Though Gunnare uses music as an emotional outlet, he also hopes to make it a career.

“My ultimate goal would be to do this as a job and have it make the money for me,” he said. “I think that’s a main part of what keeps me going.”

The band released its first album, “Dead Eyes,” in May. It began working on its second album, “We’re Bitter,” in December.

And band members hope this is only the beginning.

“The goal is for people to look at us and say, ‘All Wrong is something I can get away from the world with,’” Clarke said, “‘All Wrong is something that I can be myself (with) because … All Wrong is all right.’”

Katie Pickrell is a senior at Mountain Vista High School and editor of Mountain Vista Media.

After this piece had been published, I was able to also go to their headlining concert at the Marquis.

For their most recent show, I composed a gallery and wrote a followup that was published on Vista Now.


Better Education

The 2015 CHSPA Capitol Hill Press Conference remains one of the most impactful events I’ve attended with Mountain Vista Media. The entire event was very well suited for someone who wants to write about politics in the future.

The leniency of our reporting for the contest at the end was another huge positive. Before even attending the press conference, I had been roaming around the Capitol with other reporters trying to find a good source to interview for a good story to tell.

The original plan was to converse with Colorado Governor John Hickenlooper, but we were made aware that meeting with him wasn’t as easy as we’d wished it would be.

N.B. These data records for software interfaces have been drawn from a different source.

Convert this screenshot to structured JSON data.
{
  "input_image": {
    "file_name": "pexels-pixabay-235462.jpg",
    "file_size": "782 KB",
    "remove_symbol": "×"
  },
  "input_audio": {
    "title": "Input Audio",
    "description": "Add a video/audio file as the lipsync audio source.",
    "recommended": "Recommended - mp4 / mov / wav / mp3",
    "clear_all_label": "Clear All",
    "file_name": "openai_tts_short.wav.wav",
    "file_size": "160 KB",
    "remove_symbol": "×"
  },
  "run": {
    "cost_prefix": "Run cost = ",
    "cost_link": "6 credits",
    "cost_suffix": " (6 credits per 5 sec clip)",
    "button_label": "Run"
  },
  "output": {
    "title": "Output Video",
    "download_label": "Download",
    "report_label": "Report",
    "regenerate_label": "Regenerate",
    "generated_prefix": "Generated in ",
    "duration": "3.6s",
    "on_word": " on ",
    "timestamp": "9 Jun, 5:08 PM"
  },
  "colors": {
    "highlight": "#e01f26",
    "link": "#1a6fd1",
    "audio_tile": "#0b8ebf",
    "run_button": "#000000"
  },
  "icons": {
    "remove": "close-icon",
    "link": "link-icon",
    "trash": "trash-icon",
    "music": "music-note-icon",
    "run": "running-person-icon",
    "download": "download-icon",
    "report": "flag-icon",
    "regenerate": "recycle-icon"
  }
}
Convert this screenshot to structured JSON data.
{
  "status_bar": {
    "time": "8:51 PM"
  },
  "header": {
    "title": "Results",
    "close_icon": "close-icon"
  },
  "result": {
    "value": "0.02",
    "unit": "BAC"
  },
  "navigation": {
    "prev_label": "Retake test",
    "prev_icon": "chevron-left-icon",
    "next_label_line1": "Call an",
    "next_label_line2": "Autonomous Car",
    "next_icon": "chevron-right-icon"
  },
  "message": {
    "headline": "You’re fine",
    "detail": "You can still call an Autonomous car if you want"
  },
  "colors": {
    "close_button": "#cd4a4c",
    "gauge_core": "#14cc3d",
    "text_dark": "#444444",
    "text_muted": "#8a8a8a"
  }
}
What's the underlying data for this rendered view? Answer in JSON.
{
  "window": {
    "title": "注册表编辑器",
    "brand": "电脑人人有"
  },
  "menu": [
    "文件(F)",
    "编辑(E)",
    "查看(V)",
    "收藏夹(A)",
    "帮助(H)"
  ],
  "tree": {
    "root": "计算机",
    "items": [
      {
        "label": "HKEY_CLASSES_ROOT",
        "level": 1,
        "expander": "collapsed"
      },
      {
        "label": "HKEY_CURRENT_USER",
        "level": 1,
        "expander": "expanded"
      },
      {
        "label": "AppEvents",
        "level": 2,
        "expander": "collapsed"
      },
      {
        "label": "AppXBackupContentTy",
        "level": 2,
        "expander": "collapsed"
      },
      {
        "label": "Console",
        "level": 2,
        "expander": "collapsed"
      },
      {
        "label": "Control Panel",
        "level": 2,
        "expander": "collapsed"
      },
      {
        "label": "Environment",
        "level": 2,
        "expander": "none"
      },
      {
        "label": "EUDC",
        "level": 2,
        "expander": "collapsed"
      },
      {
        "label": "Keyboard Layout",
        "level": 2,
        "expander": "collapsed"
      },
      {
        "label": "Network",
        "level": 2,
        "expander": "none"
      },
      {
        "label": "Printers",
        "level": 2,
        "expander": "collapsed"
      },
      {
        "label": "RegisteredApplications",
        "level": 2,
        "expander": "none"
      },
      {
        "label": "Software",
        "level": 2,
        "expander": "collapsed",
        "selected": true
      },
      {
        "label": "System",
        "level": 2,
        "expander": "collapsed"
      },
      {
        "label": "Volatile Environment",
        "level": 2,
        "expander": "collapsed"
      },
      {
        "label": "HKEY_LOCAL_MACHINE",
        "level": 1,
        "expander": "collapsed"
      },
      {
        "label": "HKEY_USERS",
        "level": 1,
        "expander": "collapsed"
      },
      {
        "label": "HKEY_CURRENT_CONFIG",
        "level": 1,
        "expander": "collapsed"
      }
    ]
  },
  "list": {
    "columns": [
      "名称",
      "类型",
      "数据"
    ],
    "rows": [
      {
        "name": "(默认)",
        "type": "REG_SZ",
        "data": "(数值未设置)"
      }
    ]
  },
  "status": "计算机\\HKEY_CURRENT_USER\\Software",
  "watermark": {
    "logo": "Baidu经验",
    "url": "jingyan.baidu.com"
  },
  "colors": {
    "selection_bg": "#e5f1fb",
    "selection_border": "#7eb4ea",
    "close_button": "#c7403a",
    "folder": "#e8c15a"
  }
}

As we walked out of his office and back into the hall, I suggested we look for Lieutenant Governor Joseph Garcia instead. After wandering around and examining room numbers for the better part of twenty minutes, we came across his room in the front of the Capitol. When we first walked in, his secretaries were reluctant to let us speak with him. But after standing in his office for only a couple of minutes, Garcia walked out himself and asked what it was we needed.

When we asked if we could interview him, he immediately said yes and told us to wait for him while he finished up a different meeting.

After a short wait, we were able to go in and interview him for about twenty minutes about standardized testing, college initiatives and his work as the executive director of the Colorado Board of Higher Education.

By the end of the day, Kelsey Pharis and I had composed the piece below that can also be found on Vista Now by clicking here or in the “Writing” section of this portfolio.


BOE Forum

The most difficult undertaking of my journalism career thus far has been successfully setting up the Douglas County Board of Education forum. To get it all together, I spent weeks emailing all of the candidates, speaking with administration and wrangling together a staff.

The end product was a completely student-led forum that was open to all of the public and broadcast via the Cube to anyone who was interested in watching.

There was backlash from the incumbent candidates’ campaign manager referring to the bias of our reporting, which you can find more information on in the “Law & Ethics” portion of this portfolio. I can assure anyone that the accused bias was completely nonexistent as every student’s voice was heard and considered in the process of putting everything together.

Every question asked was either created by or submitted to the staff of Mountain Vista Media.

To further increase student involvement, I also notified all of the journalism advisers in Douglas County of the event and encouraged them to send me the names and contact information of reporters that would be interested in either reporting on or participating in the event. In the end, we had student journalists from schools all around Douglas County reporting on the forum presumably for their own publications.

The broadcast below ended up getting nearly 3,000 hits. The one-on-one interviews following the forum all racked up publicity as well.

The challengers all defeated the incumbents by at least 16-point differences in every match up.

To follow up, we sent out an email to all candidates asking for a statement. Two of the losing candidates issued no response and the winners all offered to come back for a separate meeting I arranged to answer more questions going ahead.